Stored data:

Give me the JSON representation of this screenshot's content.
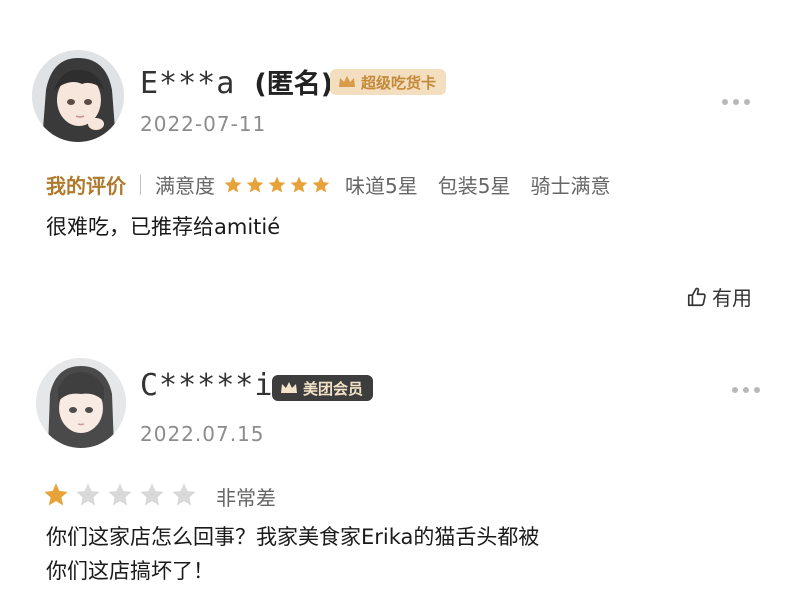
{
  "reviews": [
    {
      "username": "E***a",
      "anonymous_tag": "(匿名)",
      "badge": "超级吃货卡",
      "date": "2022-07-11",
      "my_review_label": "我的评价",
      "satisfaction_label": "满意度",
      "star_rating": 5,
      "taste": "味道5星",
      "packaging": "包装5星",
      "rider": "骑士满意",
      "content": "很难吃，已推荐给amitié",
      "useful_label": "有用"
    },
    {
      "username": "C*****i",
      "badge": "美团会员",
      "date": "2022.07.15",
      "star_rating": 1,
      "rating_text": "非常差",
      "content_line1": "你们这家店怎么回事？我家美食家Erika的猫舌头都被",
      "content_line2": "你们这店搞坏了！"
    }
  ],
  "colors": {
    "star_gold": "#e8a23a",
    "star_gray": "#d9d9d9",
    "badge_gold_bg": "#f3dfc0",
    "badge_dark_bg": "#3d3d3d",
    "my_review_label": "#b07a2d"
  },
  "icons": [
    "avatar-anime-girl",
    "crown-icon",
    "star-icon",
    "more-dots-icon",
    "thumbs-up-icon"
  ]
}
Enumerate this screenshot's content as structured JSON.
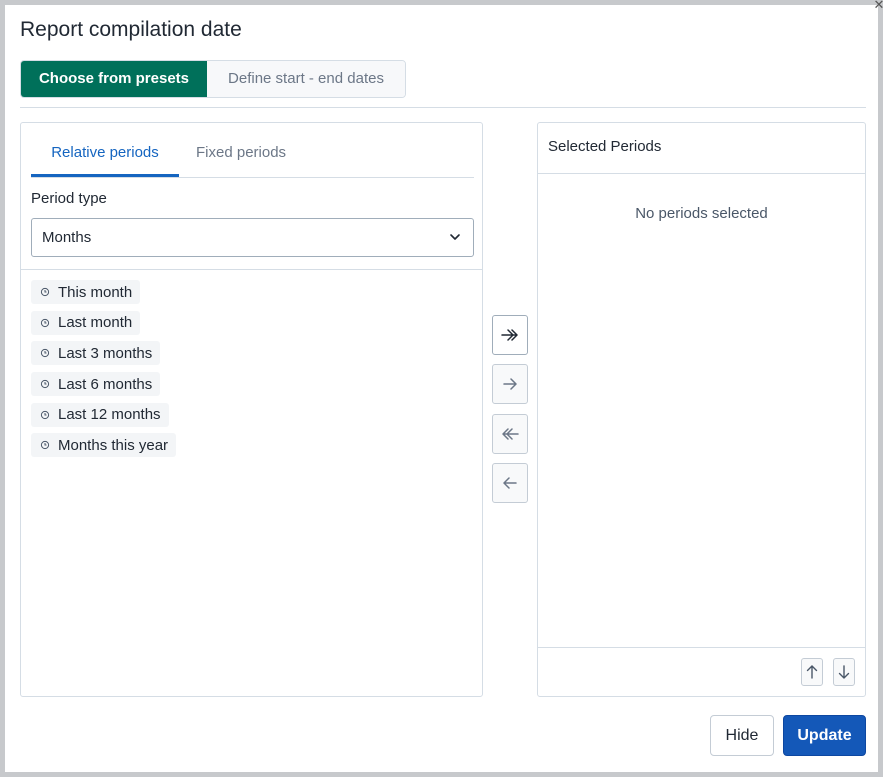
{
  "dialog": {
    "title": "Report compilation date",
    "close_icon": "close-icon"
  },
  "mode_toggle": {
    "options": [
      "Choose from presets",
      "Define start - end dates"
    ],
    "selected": "Choose from presets",
    "accent_color": "#00705a"
  },
  "left_panel": {
    "tabs": [
      "Relative periods",
      "Fixed periods"
    ],
    "active_tab": "Relative periods",
    "period_type": {
      "label": "Period type",
      "value": "Months",
      "icon": "chevron-down-icon"
    },
    "options": [
      {
        "label": "This month",
        "icon": "clock-icon"
      },
      {
        "label": "Last month",
        "icon": "clock-icon"
      },
      {
        "label": "Last 3 months",
        "icon": "clock-icon"
      },
      {
        "label": "Last 6 months",
        "icon": "clock-icon"
      },
      {
        "label": "Last 12 months",
        "icon": "clock-icon"
      },
      {
        "label": "Months this year",
        "icon": "clock-icon"
      }
    ]
  },
  "transfer_buttons": [
    {
      "name": "select-all",
      "icon": "double-arrow-right-icon",
      "enabled": true
    },
    {
      "name": "select-one",
      "icon": "arrow-right-icon",
      "enabled": false
    },
    {
      "name": "deselect-all",
      "icon": "double-arrow-left-icon",
      "enabled": false
    },
    {
      "name": "deselect-one",
      "icon": "arrow-left-icon",
      "enabled": false
    }
  ],
  "right_panel": {
    "title": "Selected Periods",
    "empty_text": "No periods selected",
    "order_buttons": [
      "arrow-up-icon",
      "arrow-down-icon"
    ]
  },
  "footer": {
    "hide_label": "Hide",
    "update_label": "Update",
    "primary_color": "#1458b8"
  }
}
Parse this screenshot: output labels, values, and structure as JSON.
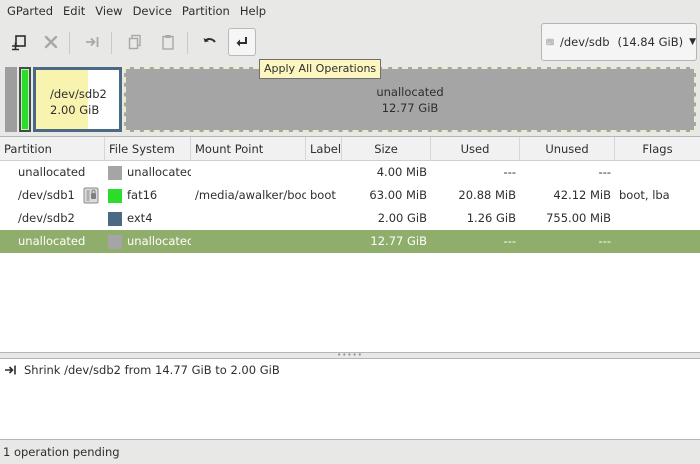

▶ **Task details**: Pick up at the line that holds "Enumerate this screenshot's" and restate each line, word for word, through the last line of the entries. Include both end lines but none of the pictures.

▶ **Expected answer**:
Enumerate this screenshot's content as structured JSON.
{
  "dialog": {
    "title": "Report compilation date",
    "close_icon": "close-icon"
  },
  "mode_toggle": {
    "options": [
      "Choose from presets",
      "Define start - end dates"
    ],
    "selected": "Choose from presets",
    "accent_color": "#00705a"
  },
  "left_panel": {
    "tabs": [
      "Relative periods",
      "Fixed periods"
    ],
    "active_tab": "Relative periods",
    "period_type": {
      "label": "Period type",
      "value": "Months",
      "icon": "chevron-down-icon"
    },
    "options": [
      {
        "label": "This month",
        "icon": "clock-icon"
      },
      {
        "label": "Last month",
        "icon": "clock-icon"
      },
      {
        "label": "Last 3 months",
        "icon": "clock-icon"
      },
      {
        "label": "Last 6 months",
        "icon": "clock-icon"
      },
      {
        "label": "Last 12 months",
        "icon": "clock-icon"
      },
      {
        "label": "Months this year",
        "icon": "clock-icon"
      }
    ]
  },
  "transfer_buttons": [
    {
      "name": "select-all",
      "icon": "double-arrow-right-icon",
      "enabled": true
    },
    {
      "name": "select-one",
      "icon": "arrow-right-icon",
      "enabled": false
    },
    {
      "name": "deselect-all",
      "icon": "double-arrow-left-icon",
      "enabled": false
    },
    {
      "name": "deselect-one",
      "icon": "arrow-left-icon",
      "enabled": false
    }
  ],
  "right_panel": {
    "title": "Selected Periods",
    "empty_text": "No periods selected",
    "order_buttons": [
      "arrow-up-icon",
      "arrow-down-icon"
    ]
  },
  "footer": {
    "hide_label": "Hide",
    "update_label": "Update",
    "primary_color": "#1458b8"
  }
}
Parse this screenshot: output labels, values, and structure as JSON.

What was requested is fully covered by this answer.